[Element data from apps and pages]
-.-.-

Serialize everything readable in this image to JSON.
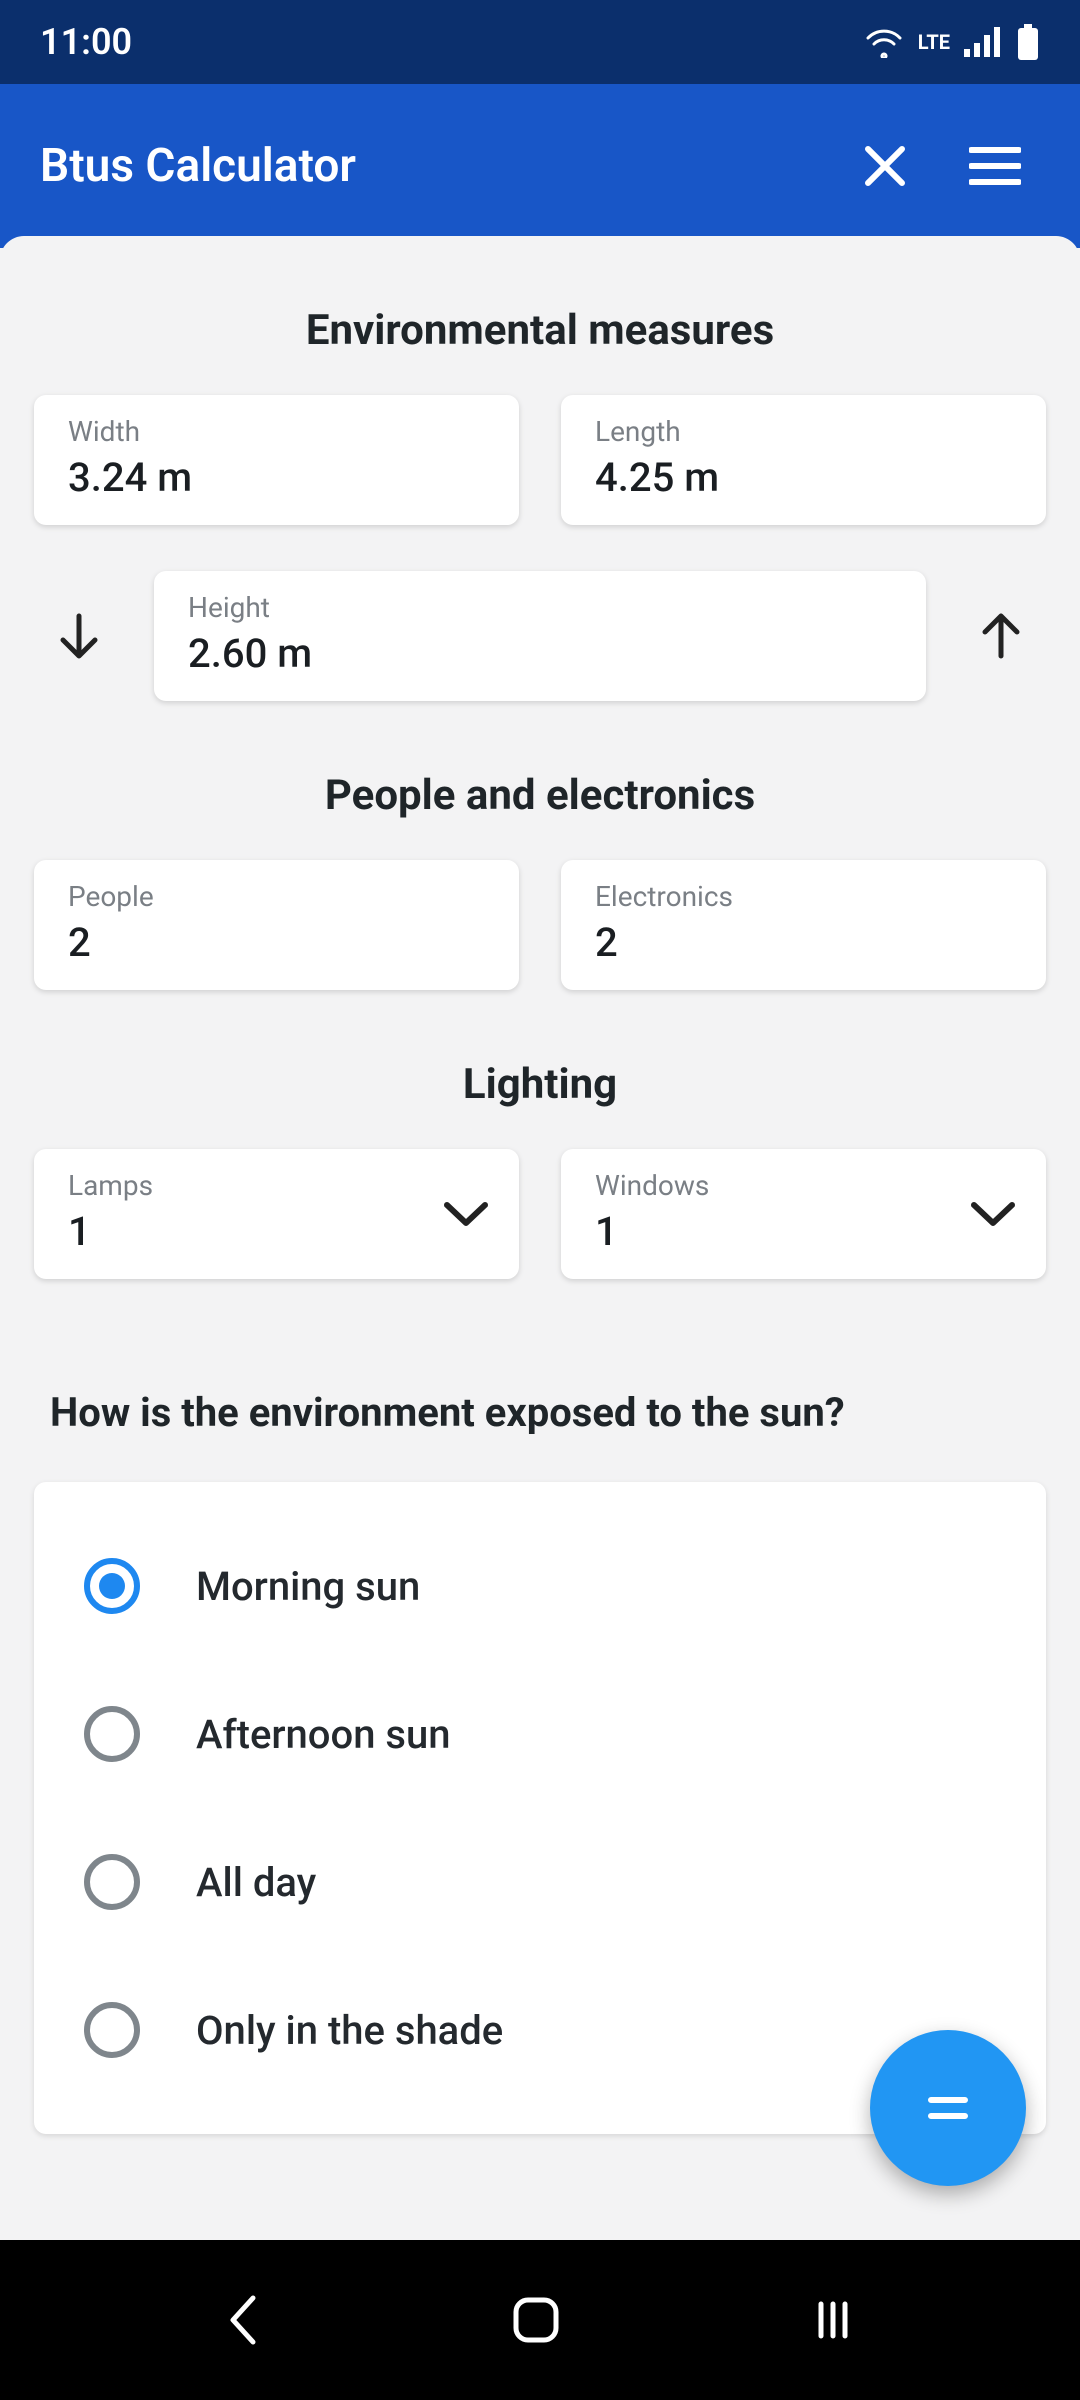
{
  "statusbar": {
    "time": "11:00",
    "network": "LTE"
  },
  "appbar": {
    "title": "Btus Calculator"
  },
  "sections": {
    "env_title": "Environmental measures",
    "people_title": "People and electronics",
    "lighting_title": "Lighting"
  },
  "fields": {
    "width": {
      "label": "Width",
      "value": "3.24 m"
    },
    "length": {
      "label": "Length",
      "value": "4.25 m"
    },
    "height": {
      "label": "Height",
      "value": "2.60 m"
    },
    "people": {
      "label": "People",
      "value": "2"
    },
    "electronics": {
      "label": "Electronics",
      "value": "2"
    },
    "lamps": {
      "label": "Lamps",
      "value": "1"
    },
    "windows": {
      "label": "Windows",
      "value": "1"
    }
  },
  "sun": {
    "question": "How is the environment exposed to the sun?",
    "options": [
      "Morning sun",
      "Afternoon sun",
      "All day",
      "Only in the shade"
    ],
    "selected": 0
  }
}
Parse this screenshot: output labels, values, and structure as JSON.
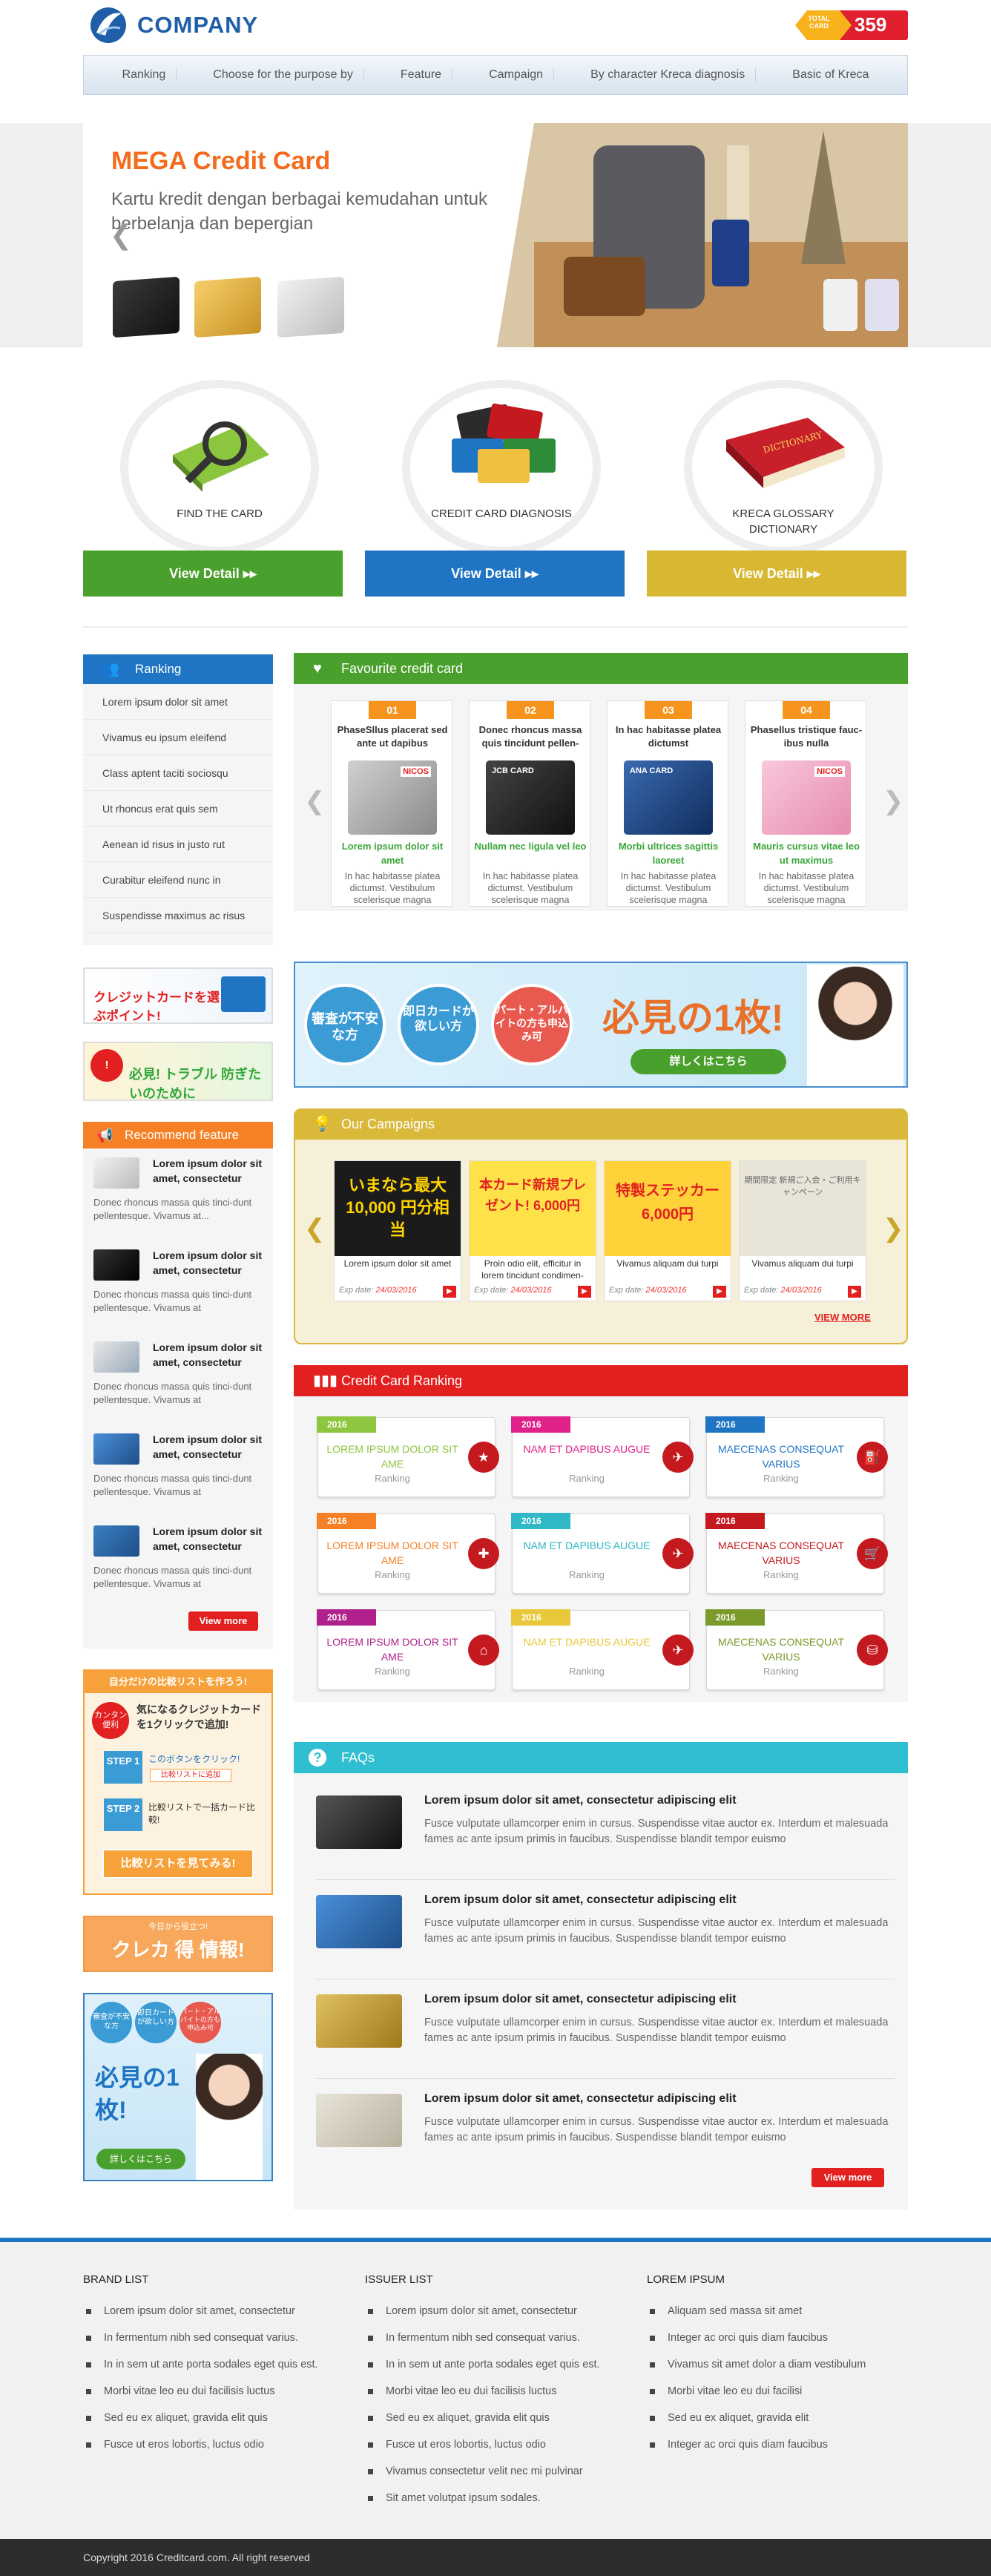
{
  "header": {
    "logo_text": "COMPANY",
    "total_label": "TOTAL CARD",
    "total_count": "359"
  },
  "nav": [
    "Ranking",
    "Choose for the purpose by",
    "Feature",
    "Campaign",
    "By character Kreca diagnosis",
    "Basic of Kreca"
  ],
  "banner": {
    "title": "MEGA Credit Card",
    "subtitle": "Kartu kredit dengan berbagai kemudahan untuk berbelanja dan bepergian",
    "prev_arrow": "❮"
  },
  "tools": [
    {
      "label": "FIND THE CARD",
      "button": "View Detail",
      "color": "#4aa02c"
    },
    {
      "label": "CREDIT CARD DIAGNOSIS",
      "button": "View Detail",
      "color": "#1f75c4"
    },
    {
      "label": "KRECA GLOSSARY DICTIONARY",
      "button": "View Detail",
      "color": "#d8b732"
    }
  ],
  "sidebar": {
    "ranking_title": "Ranking",
    "ranking_items": [
      "Lorem ipsum dolor sit amet",
      "Vivamus eu ipsum eleifend",
      "Class aptent taciti sociosqu",
      "Ut rhoncus erat quis sem",
      "Aenean id risus in justo rut",
      "Curabitur eleifend nunc in",
      "Suspendisse maximus ac risus"
    ],
    "ad1_text": "クレジットカードを選ぶポイント!",
    "ad2_text": "必見! トラブル 防ぎたいのために",
    "recommend_title": "Recommend feature",
    "recommend_items": [
      {
        "title": "Lorem ipsum dolor sit amet, consectetur",
        "desc": "Donec rhoncus massa quis tinci-dunt pellentesque. Vivamus at..."
      },
      {
        "title": "Lorem ipsum dolor sit amet, consectetur",
        "desc": "Donec rhoncus massa quis tinci-dunt pellentesque. Vivamus at"
      },
      {
        "title": "Lorem ipsum dolor sit amet, consectetur",
        "desc": "Donec rhoncus massa quis tinci-dunt pellentesque. Vivamus at"
      },
      {
        "title": "Lorem ipsum dolor sit amet, consectetur",
        "desc": "Donec rhoncus massa quis tinci-dunt pellentesque. Vivamus at"
      },
      {
        "title": "Lorem ipsum dolor sit amet, consectetur",
        "desc": "Donec rhoncus massa quis tinci-dunt pellentesque. Vivamus at"
      }
    ],
    "view_more": "View more",
    "compare_title": "自分だけの比較リストを作ろう!",
    "compare_easy": "カンタン便利",
    "compare_text": "気になるクレジットカードを1クリックで追加!",
    "step1": "STEP 1",
    "step1_text": "このボタンをクリック!",
    "step1_sub": "比較リストに追加",
    "step2": "STEP 2",
    "step2_text": "比較リストで一括カード比較!",
    "compare_button": "比較リストを見てみる!",
    "kureka_small": "今日から役立つ!",
    "kureka_text": "クレカ 得 情報!",
    "ad3_circle1": "審査が不安な方",
    "ad3_circle2": "即日カードが欲しい方",
    "ad3_circle3": "パート・アルバイトの方も申込み可",
    "ad3_text": "必見の1枚!",
    "ad3_button": "詳しくはこちら"
  },
  "favourite": {
    "title": "Favourite credit card",
    "cards": [
      {
        "num": "01",
        "title": "PhaseSllus placerat sed ante ut dapibus",
        "green": "Lorem ipsum dolor sit amet",
        "desc": "In hac habitasse platea dictumst. Vestibulum scelerisque magna",
        "color": "#b5b5b5",
        "card_text": "NICOS"
      },
      {
        "num": "02",
        "title": "Donec rhoncus massa quis tincidunt pellen-",
        "green": "Nullam nec ligula vel leo",
        "desc": "In hac habitasse platea dictumst. Vestibulum scelerisque magna",
        "color": "#2b2b2b",
        "card_text": "JCB CARD"
      },
      {
        "num": "03",
        "title": "In hac habitasse platea dictumst",
        "green": "Morbi ultrices sagittis laoreet",
        "desc": "In hac habitasse platea dictumst. Vestibulum scelerisque magna",
        "color": "#1f3f7a",
        "card_text": "ANA CARD"
      },
      {
        "num": "04",
        "title": "Phasellus tristique fauc-ibus nulla",
        "green": "Mauris cursus vitae leo ut maximus",
        "desc": "In hac habitasse platea dictumst. Vestibulum scelerisque magna",
        "color": "#f0a9c6",
        "card_text": "NICOS"
      }
    ]
  },
  "mid_ad": {
    "circle1": "審査が不安な方",
    "circle2": "即日カードが欲しい方",
    "circle3": "パート・アルバイトの方も申込み可",
    "headline": "必見の1枚!",
    "button": "詳しくはこちら"
  },
  "campaigns": {
    "title": "Our Campaigns",
    "items": [
      {
        "title": "Lorem ipsum dolor sit amet",
        "exp_label": "Exp date:",
        "exp": "24/03/2016",
        "img_text": "いまなら最大 10,000 円分相当",
        "bg": "#1b1b1b",
        "fg": "#ffd400"
      },
      {
        "title": "Proin odio elit, efficitur in lorem tincidunt condimen-",
        "exp_label": "Exp date:",
        "exp": "24/03/2016",
        "img_text": "本カード新規プレゼント! 6,000円",
        "bg": "#ffe14a",
        "fg": "#e32020"
      },
      {
        "title": "Vivamus aliquam dui turpi",
        "exp_label": "Exp date:",
        "exp": "24/03/2016",
        "img_text": "特製ステッカー 6,000円",
        "bg": "#ffd23a",
        "fg": "#e32020"
      },
      {
        "title": "Vivamus aliquam dui turpi",
        "exp_label": "Exp date:",
        "exp": "24/03/2016",
        "img_text": "期間限定 新規ご入会・ご利用キャンペーン",
        "bg": "#e9e4d8",
        "fg": "#666"
      }
    ],
    "view_more": "VIEW MORE"
  },
  "ranking_section": {
    "title": "Credit Card Ranking",
    "items": [
      {
        "year": "2016",
        "name": "LOREM IPSUM DOLOR SIT AME",
        "sub": "Ranking",
        "color": "#8dc63f",
        "icon": "★"
      },
      {
        "year": "2016",
        "name": "NAM ET DAPIBUS AUGUE",
        "sub": "Ranking",
        "color": "#e0218a",
        "icon": "✈"
      },
      {
        "year": "2016",
        "name": "MAECENAS CONSEQUAT VARIUS",
        "sub": "Ranking",
        "color": "#1f75c4",
        "icon": "⛽"
      },
      {
        "year": "2016",
        "name": "LOREM IPSUM DOLOR SIT AME",
        "sub": "Ranking",
        "color": "#f58025",
        "icon": "✚"
      },
      {
        "year": "2016",
        "name": "NAM ET DAPIBUS AUGUE",
        "sub": "Ranking",
        "color": "#2fb8c5",
        "icon": "✈"
      },
      {
        "year": "2016",
        "name": "MAECENAS CONSEQUAT VARIUS",
        "sub": "Ranking",
        "color": "#c41a1f",
        "icon": "🛒"
      },
      {
        "year": "2016",
        "name": "LOREM IPSUM DOLOR SIT AME",
        "sub": "Ranking",
        "color": "#b0218c",
        "icon": "⌂"
      },
      {
        "year": "2016",
        "name": "NAM ET DAPIBUS AUGUE",
        "sub": "Ranking",
        "color": "#e8c83a",
        "icon": "✈"
      },
      {
        "year": "2016",
        "name": "MAECENAS CONSEQUAT VARIUS",
        "sub": "Ranking",
        "color": "#7a9a2a",
        "icon": "⛁"
      }
    ]
  },
  "faqs": {
    "title": "FAQs",
    "items": [
      {
        "title": "Lorem ipsum dolor sit amet, consectetur adipiscing elit",
        "desc": "Fusce vulputate ullamcorper enim in cursus. Suspendisse vitae auctor ex. Interdum et malesuada fames ac ante ipsum primis in faucibus. Suspendisse blandit tempor euismo",
        "color": "#333"
      },
      {
        "title": "Lorem ipsum dolor sit amet, consectetur adipiscing elit",
        "desc": "Fusce vulputate ullamcorper enim in cursus. Suspendisse vitae auctor ex. Interdum et malesuada fames ac ante ipsum primis in faucibus. Suspendisse blandit tempor euismo",
        "color": "#1f6fc4"
      },
      {
        "title": "Lorem ipsum dolor sit amet, consectetur adipiscing elit",
        "desc": "Fusce vulputate ullamcorper enim in cursus. Suspendisse vitae auctor ex. Interdum et malesuada fames ac ante ipsum primis in faucibus. Suspendisse blandit tempor euismo",
        "color": "#c99a2a"
      },
      {
        "title": "Lorem ipsum dolor sit amet, consectetur adipiscing elit",
        "desc": "Fusce vulputate ullamcorper enim in cursus. Suspendisse vitae auctor ex. Interdum et malesuada fames ac ante ipsum primis in faucibus. Suspendisse blandit tempor euismo",
        "color": "#c8c2b0"
      }
    ],
    "view_more": "View more"
  },
  "footer": {
    "col1_title": "BRAND LIST",
    "col1": [
      "Lorem ipsum dolor sit amet, consectetur",
      "In fermentum nibh sed consequat varius.",
      "In in sem ut ante porta sodales eget quis est.",
      "Morbi vitae leo eu dui facilisis luctus",
      "Sed eu ex aliquet, gravida elit quis",
      "Fusce ut eros lobortis, luctus odio"
    ],
    "col2_title": "ISSUER LIST",
    "col2": [
      "Lorem ipsum dolor sit amet, consectetur",
      "In fermentum nibh sed consequat varius.",
      "In in sem ut ante porta sodales eget quis est.",
      "Morbi vitae leo eu dui facilisis luctus",
      "Sed eu ex aliquet, gravida elit quis",
      "Fusce ut eros lobortis, luctus odio",
      "Vivamus consectetur velit nec mi pulvinar",
      "Sit amet volutpat ipsum sodales."
    ],
    "col3_title": "LOREM IPSUM",
    "col3": [
      "Aliquam sed massa sit amet",
      "Integer ac orci quis diam faucibus",
      "Vivamus sit amet dolor a diam vestibulum",
      "Morbi vitae leo eu dui facilisi",
      "Sed eu ex aliquet, gravida elit",
      "Integer ac orci quis diam faucibus"
    ],
    "copyright": "Copyright 2016 Creditcard.com. All right reserved"
  }
}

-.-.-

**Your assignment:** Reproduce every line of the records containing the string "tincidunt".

**Response:**
        "title": "Donec rhoncus massa quis tincidunt pellen-",
        "title": "Proin odio elit, efficitur in lorem tincidunt condimen-",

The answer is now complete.